Published Aug 25, 2011 9:48 PM
Protesters gathered outside the Center City offices of Hill International, Inc. in Philadelphia Aug. 17 to demand funding for schools not prisons, and to tell Gov. Tom Corbett to stop building new prisons and Hill to stop profiting from prison construction.
Pennsylvania plans to spend $685 million to construct three new prisons and expand nine others. Two of the new prisons will include a death row. After cutting around $1 billion from education funding, Corbett increased the state’s corrections budget by nearly the same amount.
Organized by DecarceratePA, the early evening protest brought together a diverse number of community, anti-racism and social justice activists, along with people who either had family members in Pennsylvania prisons or were themselves former inmates.
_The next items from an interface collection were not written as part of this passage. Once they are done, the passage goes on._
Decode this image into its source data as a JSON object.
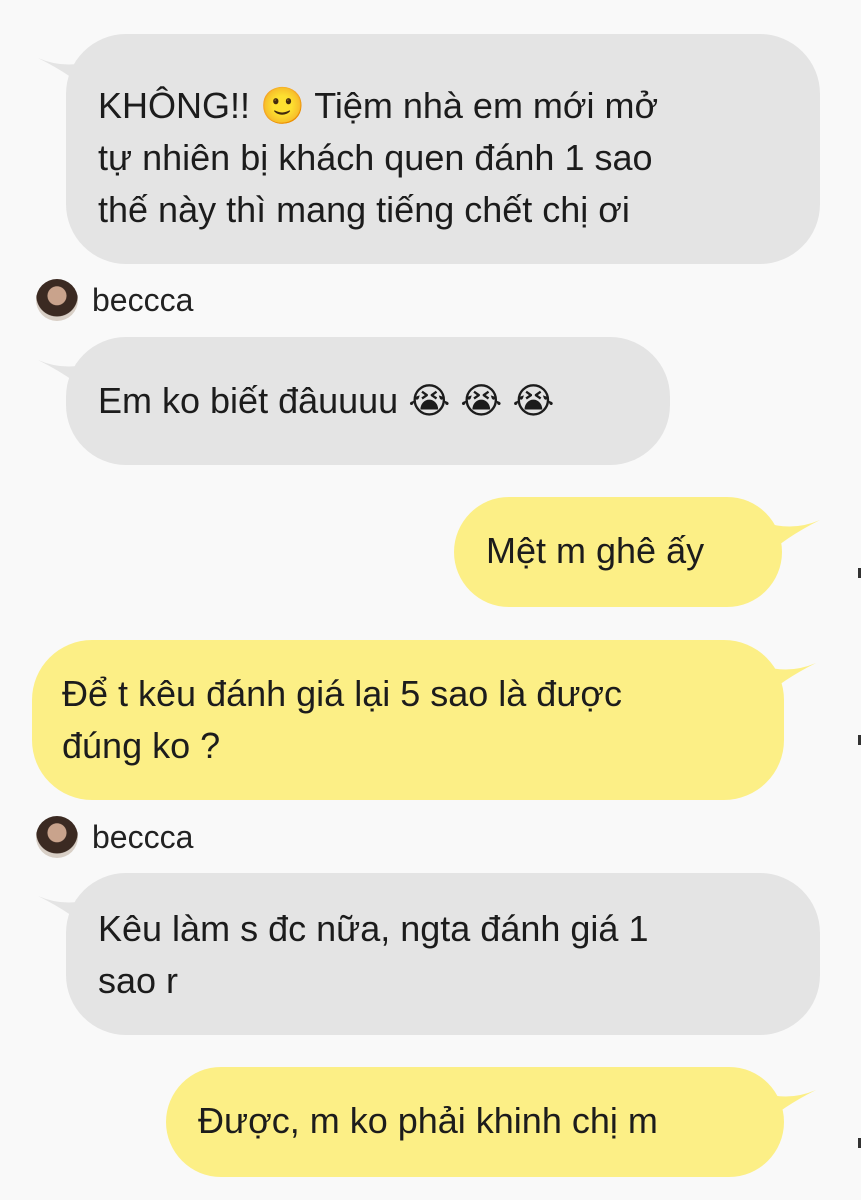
{
  "messages": [
    {
      "id": "m1",
      "direction": "incoming",
      "text": "KHÔNG!! 🙂 Tiệm nhà em mới mở\ntự nhiên bị khách quen đánh 1 sao\nthế này thì mang tiếng chết chị ơi"
    },
    {
      "id": "m2",
      "direction": "incoming",
      "sender": "beccca",
      "text": "Em ko biết đâuuuu 😭 😭 😭"
    },
    {
      "id": "m3",
      "direction": "outgoing",
      "text": "Mệt m ghê ấy"
    },
    {
      "id": "m4",
      "direction": "outgoing",
      "text": "Để t kêu đánh giá lại 5 sao là được\nđúng ko ?"
    },
    {
      "id": "m5",
      "direction": "incoming",
      "sender": "beccca",
      "text": "Kêu làm s đc nữa, ngta đánh giá 1\nsao r"
    },
    {
      "id": "m6",
      "direction": "outgoing",
      "text": "Được, m ko phải khinh chị m"
    }
  ],
  "colors": {
    "background": "#f9f9f9",
    "incoming_bubble": "#e4e4e4",
    "outgoing_bubble": "#fcef86",
    "text": "#1c1c1c"
  }
}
Their message of “No new prisons” boldly displayed on signs and banners received positive support from passersby. A giant puppet depicting Corbett with arms flailing was surrounded by protesters with signs demanding money for social services not prisons. One sign read: “Prisons are concentration camps for the poor.”
The multinational corporation Hill International, Inc. stands to receive $14 million from the state to manage construction of two new prisons at Graterford. Hill International has global connections, having managed construction of the Chunnel between England and France, construction projects for the Army Corps of Engineers in Iraq, and a new security center for the Saudi Arabia Department of the Interior.
Gov. Corbett: ‘Need to nurture youth’
The growing capitalist economic crisis, which has fueled the expansion of prison populations across the U.S., is one factor behind the demand for new facilities. According to the Justice Department, from 1995 to 2005 the imprisoned population in the U.S. ballooned by more than 600,000.
The World Prison Population Briefing covering 218 countries, published in July 2011 by the International Centre for Prisons Studies, University of Essex in Britain, found that the U.S. remains the leading country with 2.29 million people in prison. It also has the highest prison population rate in the world: 743 per 100,000 people. The overall world prison population rate is 146 per 100,000. (Harm Reduction Internal, July 2011)
As state facilities reach their capacity, the private prison industry has mushroomed, taking advantage not only of overcrowding in government facilities, but the recent mass incarceration of undocumented immigrants.
Growing opposition to massive spending on incarceration led to some sentencing policy changes and a decline in the number of state prisoners nationwide in 2009 for the first time in 38 years. Yet the prison population in Pennsylvania grew in 2009 by 4.3 percent — more than in any other state. “We’re telling Governor Corbett to get with the times,” said Decarcerate PA member Dan Bergen. (citypaper.net, Aug. 17)
One large banner laid out DecarceratePA’s program: “We propose that PA build communities not prisons — quality schools, jobs and job training, community-based re-entry, health care for all, stable housing, access to healthy food, and restorative forms of justice.”
Theresa Shoatz, daughter of political prisoner Russell Shoatz who has been in solitary confinement for 21 of the 39 years he’s been in prison, connected the struggle against prison construction with the recent “flash revolts” of oppressed youth in Philadelphia. “The prisons are taking up the money we need for our kids for education,” she said. “The city needs to nurture its youth.”